During your run: Taking in fuel —in the form of mostly carbohydrates—during training runs that exceed 60 minutes will help keep your blood sugar even and your energy levels high. Runners should consume about 30 to 60 grams of carbs per hour of exercise (it’s best to spread that out over time intervals that work for you, such as every 20 minutes). You can get the right amount of carbs from sports drinks, one to two energy gels, or energy chews. Real foods, like a quarter-cup of raisins or two tablespoons of honey, also provide the right amount of easily-digested carbs that will energize your run. Everyone’s tolerance for fuel is different, however, so the key is to find out what works for you during your training so you know what to take in on race day.
After your run: Eating a mix of carbs and protein within 30 to 60 minutes postrun is crucial because it helps speed your body’s recovery. Carbs help restock spent glycogen (or energy) stores, while protein helps repair microscopic damage to muscle tissue. If you ran easy, try eating a breakfast of oatmeal with raisins, nuts, and a splash of milk after a morning run. If you ran hard or for longer than 60 minutes, you need something more substantial.
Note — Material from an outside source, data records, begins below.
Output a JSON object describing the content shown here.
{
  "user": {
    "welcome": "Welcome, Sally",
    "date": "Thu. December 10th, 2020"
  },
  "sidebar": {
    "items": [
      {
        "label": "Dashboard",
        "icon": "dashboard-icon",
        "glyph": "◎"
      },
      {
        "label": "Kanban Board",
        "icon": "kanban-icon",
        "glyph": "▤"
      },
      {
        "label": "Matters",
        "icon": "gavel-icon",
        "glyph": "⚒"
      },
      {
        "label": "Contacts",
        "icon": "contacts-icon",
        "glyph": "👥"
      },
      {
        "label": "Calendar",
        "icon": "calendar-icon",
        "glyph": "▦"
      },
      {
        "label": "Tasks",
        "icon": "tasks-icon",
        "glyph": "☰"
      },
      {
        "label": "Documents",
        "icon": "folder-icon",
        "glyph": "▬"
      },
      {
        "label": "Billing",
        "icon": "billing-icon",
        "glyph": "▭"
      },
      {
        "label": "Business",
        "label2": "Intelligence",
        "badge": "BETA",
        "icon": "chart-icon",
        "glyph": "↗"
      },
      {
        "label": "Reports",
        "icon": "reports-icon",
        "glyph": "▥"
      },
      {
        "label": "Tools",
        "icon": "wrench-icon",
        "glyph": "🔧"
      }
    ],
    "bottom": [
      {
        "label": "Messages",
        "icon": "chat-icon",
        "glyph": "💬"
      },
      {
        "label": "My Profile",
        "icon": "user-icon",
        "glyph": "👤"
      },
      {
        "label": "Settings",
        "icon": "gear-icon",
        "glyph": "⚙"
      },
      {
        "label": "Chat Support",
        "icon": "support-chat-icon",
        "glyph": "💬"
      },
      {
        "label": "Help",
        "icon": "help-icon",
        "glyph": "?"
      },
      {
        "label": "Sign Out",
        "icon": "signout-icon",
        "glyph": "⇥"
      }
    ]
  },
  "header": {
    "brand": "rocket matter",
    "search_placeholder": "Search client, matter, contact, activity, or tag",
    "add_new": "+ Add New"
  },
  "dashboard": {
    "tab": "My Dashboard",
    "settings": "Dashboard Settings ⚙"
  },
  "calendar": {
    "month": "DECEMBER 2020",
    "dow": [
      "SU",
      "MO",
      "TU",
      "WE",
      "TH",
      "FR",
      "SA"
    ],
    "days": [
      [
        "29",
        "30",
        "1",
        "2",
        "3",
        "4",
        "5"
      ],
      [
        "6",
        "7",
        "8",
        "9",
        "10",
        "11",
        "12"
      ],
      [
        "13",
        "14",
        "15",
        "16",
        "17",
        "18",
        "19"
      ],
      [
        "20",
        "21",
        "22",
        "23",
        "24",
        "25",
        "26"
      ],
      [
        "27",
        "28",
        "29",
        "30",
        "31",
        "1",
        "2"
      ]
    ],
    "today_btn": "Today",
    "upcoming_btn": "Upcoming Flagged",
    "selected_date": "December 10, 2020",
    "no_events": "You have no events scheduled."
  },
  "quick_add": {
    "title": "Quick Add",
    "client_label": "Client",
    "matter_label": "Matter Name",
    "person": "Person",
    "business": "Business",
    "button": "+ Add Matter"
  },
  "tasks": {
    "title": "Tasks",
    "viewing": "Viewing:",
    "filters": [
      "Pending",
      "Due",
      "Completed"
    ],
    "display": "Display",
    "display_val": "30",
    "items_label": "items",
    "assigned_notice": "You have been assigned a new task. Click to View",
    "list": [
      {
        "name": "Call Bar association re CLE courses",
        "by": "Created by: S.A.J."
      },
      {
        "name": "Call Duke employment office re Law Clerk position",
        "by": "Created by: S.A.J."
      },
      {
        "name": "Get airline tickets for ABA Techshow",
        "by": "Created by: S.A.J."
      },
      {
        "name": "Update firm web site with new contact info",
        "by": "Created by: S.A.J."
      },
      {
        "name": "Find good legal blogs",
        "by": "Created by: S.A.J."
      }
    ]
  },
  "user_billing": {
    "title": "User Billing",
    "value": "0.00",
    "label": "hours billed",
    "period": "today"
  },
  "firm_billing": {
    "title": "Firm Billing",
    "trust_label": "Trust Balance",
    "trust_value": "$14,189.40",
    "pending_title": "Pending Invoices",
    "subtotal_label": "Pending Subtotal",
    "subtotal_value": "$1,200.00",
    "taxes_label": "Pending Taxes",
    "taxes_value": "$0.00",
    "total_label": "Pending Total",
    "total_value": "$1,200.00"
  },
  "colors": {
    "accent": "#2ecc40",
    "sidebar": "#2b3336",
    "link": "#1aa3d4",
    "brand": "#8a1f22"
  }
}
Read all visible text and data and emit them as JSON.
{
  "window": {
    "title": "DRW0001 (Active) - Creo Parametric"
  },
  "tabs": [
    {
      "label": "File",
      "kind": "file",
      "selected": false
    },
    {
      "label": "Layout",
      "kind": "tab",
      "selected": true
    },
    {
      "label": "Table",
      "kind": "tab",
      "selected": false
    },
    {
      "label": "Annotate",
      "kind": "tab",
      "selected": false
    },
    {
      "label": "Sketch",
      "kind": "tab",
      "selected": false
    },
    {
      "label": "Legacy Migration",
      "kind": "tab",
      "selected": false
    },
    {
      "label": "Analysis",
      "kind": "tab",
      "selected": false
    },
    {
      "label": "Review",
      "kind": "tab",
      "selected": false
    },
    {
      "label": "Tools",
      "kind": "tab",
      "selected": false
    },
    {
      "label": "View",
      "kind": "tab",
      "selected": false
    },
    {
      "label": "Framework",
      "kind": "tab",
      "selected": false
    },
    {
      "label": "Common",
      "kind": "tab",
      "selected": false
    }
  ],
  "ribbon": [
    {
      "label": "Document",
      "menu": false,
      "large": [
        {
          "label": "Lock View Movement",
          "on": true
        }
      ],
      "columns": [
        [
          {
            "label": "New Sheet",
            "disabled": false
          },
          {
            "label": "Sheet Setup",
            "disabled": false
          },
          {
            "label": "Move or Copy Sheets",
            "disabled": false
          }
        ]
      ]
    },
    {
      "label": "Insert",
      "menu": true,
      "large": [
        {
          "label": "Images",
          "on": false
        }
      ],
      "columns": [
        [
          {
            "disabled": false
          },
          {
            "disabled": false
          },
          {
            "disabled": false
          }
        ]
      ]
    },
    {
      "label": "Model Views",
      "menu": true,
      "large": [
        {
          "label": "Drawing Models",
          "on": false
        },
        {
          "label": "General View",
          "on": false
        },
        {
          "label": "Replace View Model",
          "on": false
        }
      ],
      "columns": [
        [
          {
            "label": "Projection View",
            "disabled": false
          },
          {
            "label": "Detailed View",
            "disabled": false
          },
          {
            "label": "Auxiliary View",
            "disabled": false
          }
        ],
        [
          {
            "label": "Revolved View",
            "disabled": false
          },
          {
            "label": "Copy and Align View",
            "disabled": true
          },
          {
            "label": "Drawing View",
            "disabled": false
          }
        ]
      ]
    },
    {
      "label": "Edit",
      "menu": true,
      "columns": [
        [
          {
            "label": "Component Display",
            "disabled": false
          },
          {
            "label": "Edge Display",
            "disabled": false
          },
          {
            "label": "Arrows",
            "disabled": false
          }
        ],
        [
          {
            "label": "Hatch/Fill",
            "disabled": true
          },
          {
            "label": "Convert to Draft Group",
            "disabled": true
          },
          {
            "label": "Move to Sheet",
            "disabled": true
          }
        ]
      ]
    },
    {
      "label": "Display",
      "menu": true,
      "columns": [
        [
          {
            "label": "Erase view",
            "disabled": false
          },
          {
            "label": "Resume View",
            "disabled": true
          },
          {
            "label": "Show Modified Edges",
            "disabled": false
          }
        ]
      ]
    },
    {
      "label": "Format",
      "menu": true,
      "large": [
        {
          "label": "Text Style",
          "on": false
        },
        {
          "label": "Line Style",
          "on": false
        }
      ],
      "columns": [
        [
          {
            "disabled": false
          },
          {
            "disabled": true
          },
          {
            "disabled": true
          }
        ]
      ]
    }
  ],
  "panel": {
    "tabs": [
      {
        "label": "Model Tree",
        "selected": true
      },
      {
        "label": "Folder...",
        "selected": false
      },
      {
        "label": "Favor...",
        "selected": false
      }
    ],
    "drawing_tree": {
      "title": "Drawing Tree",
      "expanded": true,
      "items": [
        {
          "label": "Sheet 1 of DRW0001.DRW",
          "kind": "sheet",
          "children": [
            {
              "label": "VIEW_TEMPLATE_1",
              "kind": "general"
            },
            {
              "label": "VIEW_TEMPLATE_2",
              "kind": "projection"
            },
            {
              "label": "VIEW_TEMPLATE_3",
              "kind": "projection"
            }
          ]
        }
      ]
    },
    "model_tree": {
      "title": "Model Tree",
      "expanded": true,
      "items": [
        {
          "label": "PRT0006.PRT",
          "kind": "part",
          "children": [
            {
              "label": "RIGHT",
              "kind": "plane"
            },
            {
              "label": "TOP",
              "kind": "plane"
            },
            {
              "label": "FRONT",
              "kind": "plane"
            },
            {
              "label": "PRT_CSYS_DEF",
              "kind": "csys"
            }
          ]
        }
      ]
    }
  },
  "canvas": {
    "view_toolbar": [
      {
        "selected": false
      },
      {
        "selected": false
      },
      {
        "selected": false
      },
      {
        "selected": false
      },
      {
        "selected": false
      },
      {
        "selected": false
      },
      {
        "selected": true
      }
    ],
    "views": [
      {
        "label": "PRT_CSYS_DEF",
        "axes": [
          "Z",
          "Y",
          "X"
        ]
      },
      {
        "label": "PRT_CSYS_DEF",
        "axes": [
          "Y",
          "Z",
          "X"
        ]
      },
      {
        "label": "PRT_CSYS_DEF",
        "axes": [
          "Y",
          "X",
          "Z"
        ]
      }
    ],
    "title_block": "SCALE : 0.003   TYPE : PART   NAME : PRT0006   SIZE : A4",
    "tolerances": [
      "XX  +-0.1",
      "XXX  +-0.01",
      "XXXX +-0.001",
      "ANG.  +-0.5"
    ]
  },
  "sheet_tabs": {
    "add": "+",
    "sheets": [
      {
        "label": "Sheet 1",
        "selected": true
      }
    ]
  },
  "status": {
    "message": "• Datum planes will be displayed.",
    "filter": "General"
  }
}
Aim to consume a recovery meal with 15 to 25 grams of protein and 50 to 75 grams of carbs (for a more precise amount, try to eat .5 grams of carbs for every pound you weigh). Good postrun recovery meals include an omelet with veggies and feta cheese, plus two slices whole-wheat toast and a fruit smoothie. For lunch, a turkey sandwich topped with extra veggies on a hearty whole-grain roll along with a bowl of lentil soup will fit the bill. Or for dinner, try grilled salmon or flank steak along with a sweet potato, sautéed spinach, and fresh berries for dessert.
How Much Should I Drink During a Marathon?
You also need to drink enough before, during, and after your run to perform your best. Indeed, just two percent dehydration can slow you down. It’s especially important to stay on top of hydration during warm summer months, when you sweat more. While some experts recommend you stay hydrated by simply drinking when thirsty, others suggest you develop a customized plan by performing a sweat test—that is, weighing yourself before and after exercise. Any weight loss corresponds with fluid loss, so try to drink enough to replenish that weight. Thats around 4:34- to 5:10-minute miles, respectively, you should have six to eight ounces of water, sports drink, or even coffee. While you are running, you should aim to take in three to six ounces of a sports drink with carbs and electrolytes to replenish sodium.
For total fluid needs, everyone is a bit different—a good rule of thumb is to weigh yourself before your run, keep track of how much you drink (in ounces) during your run, then weigh yourself after your run. Subtract your weight from your prerun weight and convert to ounces. (One pound equals 16 ounces.) Then add to that number with however many ounces of liquid you consumed on your run. For example, if you lost a pound and drank 16 ounces of fluid, your total fluid loss is 32 ounces.
Now that you’ve got all the basics down, it’s time for you to take control. And if all this seems like too much, there’s always the half marathon.